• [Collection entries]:
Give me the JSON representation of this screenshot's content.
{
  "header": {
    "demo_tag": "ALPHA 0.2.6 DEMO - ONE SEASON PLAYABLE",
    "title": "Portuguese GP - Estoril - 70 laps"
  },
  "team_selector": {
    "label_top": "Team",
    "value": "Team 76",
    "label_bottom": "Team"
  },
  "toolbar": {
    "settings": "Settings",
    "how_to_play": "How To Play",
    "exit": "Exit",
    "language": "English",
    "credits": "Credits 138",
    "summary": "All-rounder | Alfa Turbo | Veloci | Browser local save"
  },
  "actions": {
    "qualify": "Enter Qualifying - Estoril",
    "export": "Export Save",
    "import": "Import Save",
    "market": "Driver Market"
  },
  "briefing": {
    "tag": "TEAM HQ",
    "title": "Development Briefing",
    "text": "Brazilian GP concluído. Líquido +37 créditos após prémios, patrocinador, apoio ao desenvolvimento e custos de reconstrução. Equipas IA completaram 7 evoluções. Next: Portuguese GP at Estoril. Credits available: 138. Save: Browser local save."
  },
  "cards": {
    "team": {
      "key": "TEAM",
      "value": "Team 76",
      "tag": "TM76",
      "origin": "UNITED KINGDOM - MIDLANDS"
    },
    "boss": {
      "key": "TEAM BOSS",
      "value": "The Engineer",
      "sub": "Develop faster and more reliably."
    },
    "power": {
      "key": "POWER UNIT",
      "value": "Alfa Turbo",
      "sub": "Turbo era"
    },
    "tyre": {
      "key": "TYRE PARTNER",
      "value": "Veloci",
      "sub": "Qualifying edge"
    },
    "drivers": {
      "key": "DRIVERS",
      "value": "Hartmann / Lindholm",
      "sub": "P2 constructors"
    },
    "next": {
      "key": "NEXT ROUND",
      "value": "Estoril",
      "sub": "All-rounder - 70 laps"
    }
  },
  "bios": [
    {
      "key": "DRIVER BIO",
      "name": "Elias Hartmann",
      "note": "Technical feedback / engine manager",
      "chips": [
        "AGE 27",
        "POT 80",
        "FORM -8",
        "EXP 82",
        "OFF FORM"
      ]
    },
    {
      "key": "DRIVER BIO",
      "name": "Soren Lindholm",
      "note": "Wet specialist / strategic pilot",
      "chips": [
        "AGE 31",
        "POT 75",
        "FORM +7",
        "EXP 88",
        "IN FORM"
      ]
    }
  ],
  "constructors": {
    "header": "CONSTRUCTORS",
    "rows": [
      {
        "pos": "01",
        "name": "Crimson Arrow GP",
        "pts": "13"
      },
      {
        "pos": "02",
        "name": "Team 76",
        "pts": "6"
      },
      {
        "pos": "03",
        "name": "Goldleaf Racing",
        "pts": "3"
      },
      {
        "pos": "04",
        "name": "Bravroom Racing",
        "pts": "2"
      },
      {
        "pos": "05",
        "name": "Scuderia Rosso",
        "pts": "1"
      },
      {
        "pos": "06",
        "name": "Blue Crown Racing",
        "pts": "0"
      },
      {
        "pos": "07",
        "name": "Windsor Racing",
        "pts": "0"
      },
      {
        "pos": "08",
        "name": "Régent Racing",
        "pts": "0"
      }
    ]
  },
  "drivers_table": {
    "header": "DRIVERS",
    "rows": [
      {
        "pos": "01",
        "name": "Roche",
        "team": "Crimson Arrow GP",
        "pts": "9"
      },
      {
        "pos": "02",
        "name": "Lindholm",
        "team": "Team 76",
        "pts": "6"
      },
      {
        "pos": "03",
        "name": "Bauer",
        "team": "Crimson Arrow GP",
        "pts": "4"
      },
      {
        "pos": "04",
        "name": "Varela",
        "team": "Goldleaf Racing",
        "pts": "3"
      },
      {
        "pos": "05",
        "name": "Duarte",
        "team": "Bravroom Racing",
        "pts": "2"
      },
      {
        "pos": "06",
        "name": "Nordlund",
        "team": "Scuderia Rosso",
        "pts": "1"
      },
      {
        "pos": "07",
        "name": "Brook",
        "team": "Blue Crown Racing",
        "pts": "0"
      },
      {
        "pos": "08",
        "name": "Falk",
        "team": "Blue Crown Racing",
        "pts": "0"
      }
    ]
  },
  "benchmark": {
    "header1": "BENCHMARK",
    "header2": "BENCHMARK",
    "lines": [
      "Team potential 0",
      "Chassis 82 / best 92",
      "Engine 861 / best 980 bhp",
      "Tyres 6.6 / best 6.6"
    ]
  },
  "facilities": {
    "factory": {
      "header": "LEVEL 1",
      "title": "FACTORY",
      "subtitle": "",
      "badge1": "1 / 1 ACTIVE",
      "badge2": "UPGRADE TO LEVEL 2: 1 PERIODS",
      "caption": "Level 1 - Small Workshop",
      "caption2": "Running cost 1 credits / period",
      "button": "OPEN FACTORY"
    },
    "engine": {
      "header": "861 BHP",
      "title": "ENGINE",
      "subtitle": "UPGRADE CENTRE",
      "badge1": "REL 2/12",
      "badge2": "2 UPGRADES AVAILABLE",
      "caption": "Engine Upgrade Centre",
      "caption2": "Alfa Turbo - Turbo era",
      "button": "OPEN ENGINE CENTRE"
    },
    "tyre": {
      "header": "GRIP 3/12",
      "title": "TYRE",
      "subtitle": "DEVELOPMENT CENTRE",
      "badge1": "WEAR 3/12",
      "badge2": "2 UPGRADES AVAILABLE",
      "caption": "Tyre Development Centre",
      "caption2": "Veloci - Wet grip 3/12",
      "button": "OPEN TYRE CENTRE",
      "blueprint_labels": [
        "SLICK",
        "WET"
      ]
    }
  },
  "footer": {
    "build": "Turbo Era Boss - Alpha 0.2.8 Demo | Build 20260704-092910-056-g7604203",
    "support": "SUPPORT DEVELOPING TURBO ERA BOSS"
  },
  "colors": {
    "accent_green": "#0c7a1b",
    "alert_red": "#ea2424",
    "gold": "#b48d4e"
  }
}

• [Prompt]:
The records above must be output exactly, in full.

• [Reply]:
Give me the JSON representation of this screenshot's content.
{
  "header": {
    "demo_tag": "ALPHA 0.2.6 DEMO - ONE SEASON PLAYABLE",
    "title": "Portuguese GP - Estoril - 70 laps"
  },
  "team_selector": {
    "label_top": "Team",
    "value": "Team 76",
    "label_bottom": "Team"
  },
  "toolbar": {
    "settings": "Settings",
    "how_to_play": "How To Play",
    "exit": "Exit",
    "language": "English",
    "credits": "Credits 138",
    "summary": "All-rounder | Alfa Turbo | Veloci | Browser local save"
  },
  "actions": {
    "qualify": "Enter Qualifying - Estoril",
    "export": "Export Save",
    "import": "Import Save",
    "market": "Driver Market"
  },
  "briefing": {
    "tag": "TEAM HQ",
    "title": "Development Briefing",
    "text": "Brazilian GP concluído. Líquido +37 créditos após prémios, patrocinador, apoio ao desenvolvimento e custos de reconstrução. Equipas IA completaram 7 evoluções. Next: Portuguese GP at Estoril. Credits available: 138. Save: Browser local save."
  },
  "cards": {
    "team": {
      "key": "TEAM",
      "value": "Team 76",
      "tag": "TM76",
      "origin": "UNITED KINGDOM - MIDLANDS"
    },
    "boss": {
      "key": "TEAM BOSS",
      "value": "The Engineer",
      "sub": "Develop faster and more reliably."
    },
    "power": {
      "key": "POWER UNIT",
      "value": "Alfa Turbo",
      "sub": "Turbo era"
    },
    "tyre": {
      "key": "TYRE PARTNER",
      "value": "Veloci",
      "sub": "Qualifying edge"
    },
    "drivers": {
      "key": "DRIVERS",
      "value": "Hartmann / Lindholm",
      "sub": "P2 constructors"
    },
    "next": {
      "key": "NEXT ROUND",
      "value": "Estoril",
      "sub": "All-rounder - 70 laps"
    }
  },
  "bios": [
    {
      "key": "DRIVER BIO",
      "name": "Elias Hartmann",
      "note": "Technical feedback / engine manager",
      "chips": [
        "AGE 27",
        "POT 80",
        "FORM -8",
        "EXP 82",
        "OFF FORM"
      ]
    },
    {
      "key": "DRIVER BIO",
      "name": "Soren Lindholm",
      "note": "Wet specialist / strategic pilot",
      "chips": [
        "AGE 31",
        "POT 75",
        "FORM +7",
        "EXP 88",
        "IN FORM"
      ]
    }
  ],
  "constructors": {
    "header": "CONSTRUCTORS",
    "rows": [
      {
        "pos": "01",
        "name": "Crimson Arrow GP",
        "pts": "13"
      },
      {
        "pos": "02",
        "name": "Team 76",
        "pts": "6"
      },
      {
        "pos": "03",
        "name": "Goldleaf Racing",
        "pts": "3"
      },
      {
        "pos": "04",
        "name": "Bravroom Racing",
        "pts": "2"
      },
      {
        "pos": "05",
        "name": "Scuderia Rosso",
        "pts": "1"
      },
      {
        "pos": "06",
        "name": "Blue Crown Racing",
        "pts": "0"
      },
      {
        "pos": "07",
        "name": "Windsor Racing",
        "pts": "0"
      },
      {
        "pos": "08",
        "name": "Régent Racing",
        "pts": "0"
      }
    ]
  },
  "drivers_table": {
    "header": "DRIVERS",
    "rows": [
      {
        "pos": "01",
        "name": "Roche",
        "team": "Crimson Arrow GP",
        "pts": "9"
      },
      {
        "pos": "02",
        "name": "Lindholm",
        "team": "Team 76",
        "pts": "6"
      },
      {
        "pos": "03",
        "name": "Bauer",
        "team": "Crimson Arrow GP",
        "pts": "4"
      },
      {
        "pos": "04",
        "name": "Varela",
        "team": "Goldleaf Racing",
        "pts": "3"
      },
      {
        "pos": "05",
        "name": "Duarte",
        "team": "Bravroom Racing",
        "pts": "2"
      },
      {
        "pos": "06",
        "name": "Nordlund",
        "team": "Scuderia Rosso",
        "pts": "1"
      },
      {
        "pos": "07",
        "name": "Brook",
        "team": "Blue Crown Racing",
        "pts": "0"
      },
      {
        "pos": "08",
        "name": "Falk",
        "team": "Blue Crown Racing",
        "pts": "0"
      }
    ]
  },
  "benchmark": {
    "header1": "BENCHMARK",
    "header2": "BENCHMARK",
    "lines": [
      "Team potential 0",
      "Chassis 82 / best 92",
      "Engine 861 / best 980 bhp",
      "Tyres 6.6 / best 6.6"
    ]
  },
  "facilities": {
    "factory": {
      "header": "LEVEL 1",
      "title": "FACTORY",
      "subtitle": "",
      "badge1": "1 / 1 ACTIVE",
      "badge2": "UPGRADE TO LEVEL 2: 1 PERIODS",
      "caption": "Level 1 - Small Workshop",
      "caption2": "Running cost 1 credits / period",
      "button": "OPEN FACTORY"
    },
    "engine": {
      "header": "861 BHP",
      "title": "ENGINE",
      "subtitle": "UPGRADE CENTRE",
      "badge1": "REL 2/12",
      "badge2": "2 UPGRADES AVAILABLE",
      "caption": "Engine Upgrade Centre",
      "caption2": "Alfa Turbo - Turbo era",
      "button": "OPEN ENGINE CENTRE"
    },
    "tyre": {
      "header": "GRIP 3/12",
      "title": "TYRE",
      "subtitle": "DEVELOPMENT CENTRE",
      "badge1": "WEAR 3/12",
      "badge2": "2 UPGRADES AVAILABLE",
      "caption": "Tyre Development Centre",
      "caption2": "Veloci - Wet grip 3/12",
      "button": "OPEN TYRE CENTRE",
      "blueprint_labels": [
        "SLICK",
        "WET"
      ]
    }
  },
  "footer": {
    "build": "Turbo Era Boss - Alpha 0.2.8 Demo | Build 20260704-092910-056-g7604203",
    "support": "SUPPORT DEVELOPING TURBO ERA BOSS"
  },
  "colors": {
    "accent_green": "#0c7a1b",
    "alert_red": "#ea2424",
    "gold": "#b48d4e"
  }
}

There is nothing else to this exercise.